“Dave felt like a moment really. It felt like another level for the festival and for him. I couldn’t have been happier. I was genuinely moved and it felt like a privilege to be there. It was a great set and really well-thought out. It still moves me to see how important music is to people. It’s great.”
Quizzed about acts lower down the bill that could step up to headline in the future, Benn was unsure but highlighted the wealth of acts that certainly had big and bright futures ahead of them.
“I don’t necessarily want to talk about headlining, really,” he said. “Willow was really, really amazing. She’s doing well and has a couple of nights at Brixton sold out. Everybody knows every word and she’s definitely going places.
“Denzel Curry – wow, what a show! Could he go all the way to the top? There’s no reason for him not to. There are a huge amount of acts who have got that capability. I don’t know why one does and one doesn’t. It’s all about what the audience think and whether they want it.”
The weekend also saw The 1975 stepping in as replacement headliners for Rage Against The Machine, due to frontman Zack De La Rocha injuring his leg. Benn described the process as “difficult” but “was definitely worth it.”
“The starting process is that you want to replace with act who have got headline status with Reading & Leeds festivals,” he said. “A) There’s not’s that many, and B) finding an act of that stature who is show-ready and where all band members are in the country and not otherwise engaged and finding one with availability is really complicated.
He continued: “There aren’t a lot of those acts around. We were talking to The 1975 about future years anyway, we’re always talking to them about arena shows and their plans. We knew that they were in Japan, we knew that they were working, and it was a fairly obvious call for us to make.
“Our talent booker had a very tough 48 hours trying to pull a replacement together. He did it, the band did it, and The 1975 didn’t let anyone down. A huge amount of the campers were really happy about it.”
This year also saw Reading & Leeds partner with the environmental organisation Music Declares Emergency as part of their No Music On A Dead Planet campaign – displaying climate messaging throughout the weekend and engaging festival-goers and artists on-site.
“Ultimately, their desire was to have a greater presence at the festival and to get the message across that there’s No Music On A Dead Planet,” said Benn. “We’ve been pretty successful at that and have been trending across the weekend on that.
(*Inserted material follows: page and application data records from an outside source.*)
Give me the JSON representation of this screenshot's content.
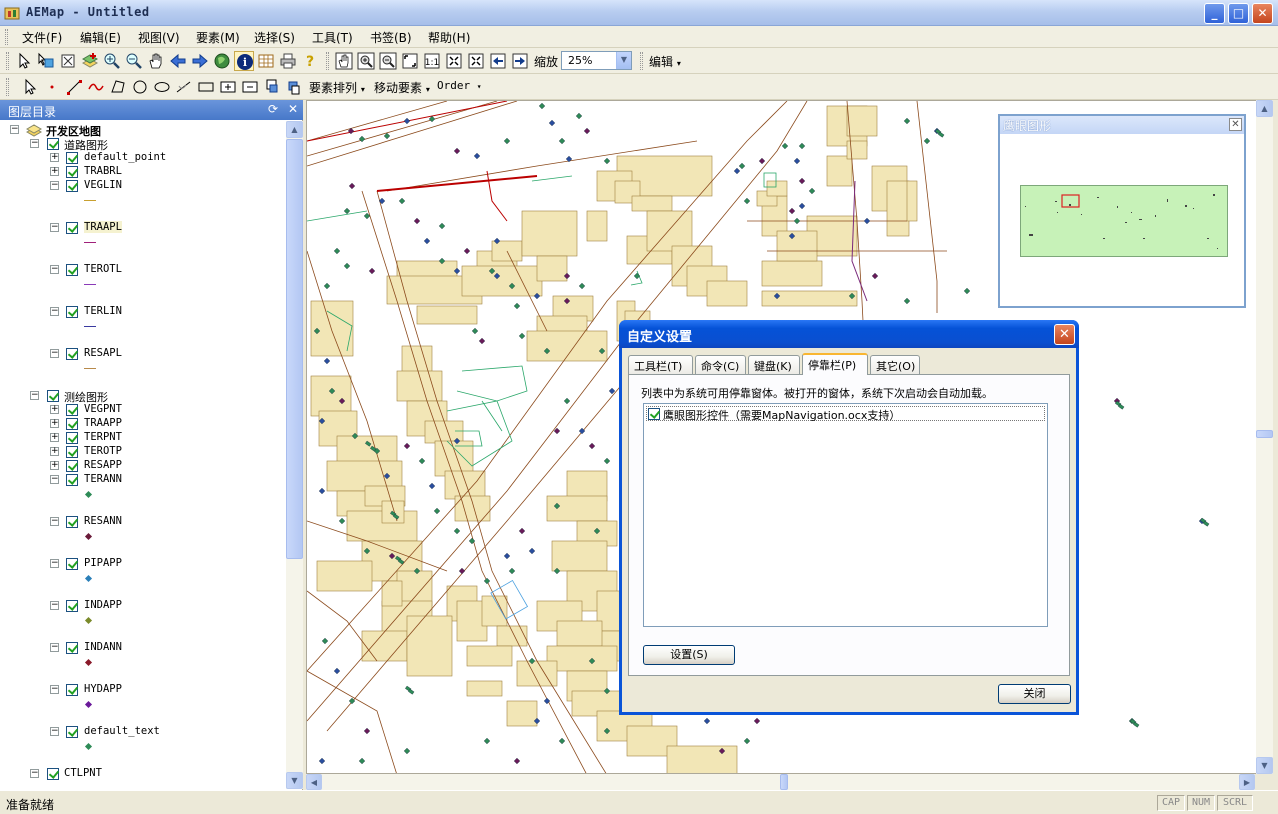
{
  "window": {
    "title": "AEMap - Untitled",
    "buttons": {
      "minimize": "_",
      "maximize": "□",
      "close": "✕"
    }
  },
  "menu": [
    "文件(F)",
    "编辑(E)",
    "视图(V)",
    "要素(M)",
    "选择(S)",
    "工具(T)",
    "书签(B)",
    "帮助(H)"
  ],
  "toolbar": {
    "zoom_label": "缩放",
    "zoom_value": "25%",
    "edit_label": "编辑",
    "arrange_label": "要素排列",
    "move_label": "移动要素",
    "order_label": "Order"
  },
  "toc": {
    "header": "图层目录",
    "map_name": "开发区地图",
    "group1": "道路图形",
    "group1_layers": [
      "default_point",
      "TRABRL",
      "VEGLIN",
      "TRAAPL",
      "TEROTL",
      "TERLIN",
      "RESAPL"
    ],
    "group2": "测绘图形",
    "group2_layers": [
      "VEGPNT",
      "TRAAPP",
      "TERPNT",
      "TEROTP",
      "RESAPP",
      "TERANN",
      "RESANN",
      "PIPAPP",
      "INDAPP",
      "INDANN",
      "HYDAPP",
      "default_text"
    ],
    "group3": "CTLPNT"
  },
  "overview": {
    "title": "鹰眼图形",
    "close": "✕"
  },
  "dialog": {
    "title": "自定义设置",
    "close": "✕",
    "tabs": [
      "工具栏(T)",
      "命令(C)",
      "键盘(K)",
      "停靠栏(P)",
      "其它(O)"
    ],
    "active_tab": 3,
    "description": "列表中为系统可用停靠窗体。被打开的窗体，系统下次启动会自动加载。",
    "list_items": [
      "鹰眼图形控件（需要MapNavigation.ocx支持）"
    ],
    "settings_button": "设置(S)",
    "close_button": "关闭"
  },
  "status": {
    "message": "准备就绪",
    "panes": [
      "CAP",
      "NUM",
      "SCRL"
    ]
  },
  "colors": {
    "building_fill": "#f2e6b6",
    "building_stroke": "#a08040",
    "road": "#8b4a1c",
    "green_line": "#2aa76a",
    "overview_fill": "#c7f2b8",
    "dialog_border": "#0a54d8"
  }
}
- READ MORE: Savages’ drummer and Music Declares Emergency co-founder Fay Milton on climate change – “Music needs to get real”
“It’s great to see a lot of bands embracing it too, and I’m pretty happy with it overall.”
Benn added that another goal of their long-term partnership was to “work together to use mains power that’s green and from a sustainable source and take it off-grid so that we don’t have to bring as many generators in or buy fuel”
“It all boils down to a carbon footprint,” said Benn. “Single-use plastic and non-sustainable materials are the two issues. With most festivals, the largest piece of that is audience travel. The age profile of Reading & Leeds is such that not that many people here have got cars, in Reading you can walk from the train station, in Leeds we’ve got great shuttle buses.
“For audience travel for us, that footprint is pretty low, but like any festival we’re powered by generators and bought oil and all that sort of stuff. We’re entirely green on bio fuels so that’s straight forward.”
Tickets to Reading & Leeds 2023 are expected to go on sale later this week, with the line-up revealed in the winter. Last year, the initial line-up was revealed in early December.
Check back at NME here for the latest news, reviews, photos, interviews and more from Reading & Leeds 2022.